__Problem statement__. Check each line of the data, and copy those where "name" appears.

__Records provided__.
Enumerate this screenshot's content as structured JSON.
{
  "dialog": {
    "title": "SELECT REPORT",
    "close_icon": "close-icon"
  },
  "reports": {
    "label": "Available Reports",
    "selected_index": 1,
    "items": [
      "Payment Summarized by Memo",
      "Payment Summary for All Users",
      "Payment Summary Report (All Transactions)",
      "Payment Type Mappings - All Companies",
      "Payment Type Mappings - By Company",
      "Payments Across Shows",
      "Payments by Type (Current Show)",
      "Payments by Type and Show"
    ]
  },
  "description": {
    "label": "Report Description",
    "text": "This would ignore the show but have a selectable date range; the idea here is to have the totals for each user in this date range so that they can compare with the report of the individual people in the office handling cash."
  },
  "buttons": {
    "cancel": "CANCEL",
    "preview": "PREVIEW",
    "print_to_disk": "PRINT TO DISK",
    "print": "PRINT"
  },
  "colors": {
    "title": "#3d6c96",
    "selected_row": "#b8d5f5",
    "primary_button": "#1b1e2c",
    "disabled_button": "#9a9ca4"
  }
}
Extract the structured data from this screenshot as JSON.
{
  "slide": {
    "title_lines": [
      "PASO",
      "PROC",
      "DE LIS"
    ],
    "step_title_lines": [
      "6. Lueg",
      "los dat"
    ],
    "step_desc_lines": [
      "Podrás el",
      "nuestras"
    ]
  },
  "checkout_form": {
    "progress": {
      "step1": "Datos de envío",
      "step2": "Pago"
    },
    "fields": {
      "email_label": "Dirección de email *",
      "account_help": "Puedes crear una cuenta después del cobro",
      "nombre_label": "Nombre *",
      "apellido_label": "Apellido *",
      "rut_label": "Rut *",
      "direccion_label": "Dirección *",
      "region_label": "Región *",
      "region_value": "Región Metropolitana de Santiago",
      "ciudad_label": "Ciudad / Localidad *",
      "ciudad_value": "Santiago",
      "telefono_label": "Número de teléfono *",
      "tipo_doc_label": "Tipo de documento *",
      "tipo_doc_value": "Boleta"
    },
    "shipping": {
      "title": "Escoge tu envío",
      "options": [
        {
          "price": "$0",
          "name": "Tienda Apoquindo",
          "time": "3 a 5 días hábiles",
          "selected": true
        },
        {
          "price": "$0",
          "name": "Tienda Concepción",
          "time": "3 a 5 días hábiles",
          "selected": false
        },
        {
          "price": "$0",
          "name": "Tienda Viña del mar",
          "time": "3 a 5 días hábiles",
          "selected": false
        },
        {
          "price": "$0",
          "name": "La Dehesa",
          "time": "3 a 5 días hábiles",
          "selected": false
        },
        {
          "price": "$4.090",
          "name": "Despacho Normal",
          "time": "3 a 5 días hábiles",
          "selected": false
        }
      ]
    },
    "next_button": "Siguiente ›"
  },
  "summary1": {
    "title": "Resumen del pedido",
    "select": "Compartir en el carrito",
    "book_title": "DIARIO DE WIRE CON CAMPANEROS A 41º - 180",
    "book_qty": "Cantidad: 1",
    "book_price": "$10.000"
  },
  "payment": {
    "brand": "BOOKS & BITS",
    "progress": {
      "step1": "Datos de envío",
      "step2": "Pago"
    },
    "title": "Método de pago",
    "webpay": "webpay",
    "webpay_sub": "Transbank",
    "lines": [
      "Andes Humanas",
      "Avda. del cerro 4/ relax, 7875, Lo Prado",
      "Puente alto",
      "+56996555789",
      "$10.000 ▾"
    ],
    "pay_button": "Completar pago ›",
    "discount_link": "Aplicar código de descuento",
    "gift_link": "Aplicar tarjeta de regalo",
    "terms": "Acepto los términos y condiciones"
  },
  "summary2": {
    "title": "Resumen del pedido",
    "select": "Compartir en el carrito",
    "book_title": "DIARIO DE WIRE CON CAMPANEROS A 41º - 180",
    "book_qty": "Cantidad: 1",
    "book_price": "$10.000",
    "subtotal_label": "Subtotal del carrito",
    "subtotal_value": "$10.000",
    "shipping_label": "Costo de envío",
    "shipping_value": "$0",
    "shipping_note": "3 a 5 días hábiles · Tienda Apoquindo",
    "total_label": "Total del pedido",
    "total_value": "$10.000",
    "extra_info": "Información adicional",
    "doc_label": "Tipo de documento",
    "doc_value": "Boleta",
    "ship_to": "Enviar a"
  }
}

__Solution to this problem__.
          "name": "Tienda Apoquindo",
          "name": "Tienda Concepción",
          "name": "Tienda Viña del mar",
          "name": "La Dehesa",
          "name": "Despacho Normal",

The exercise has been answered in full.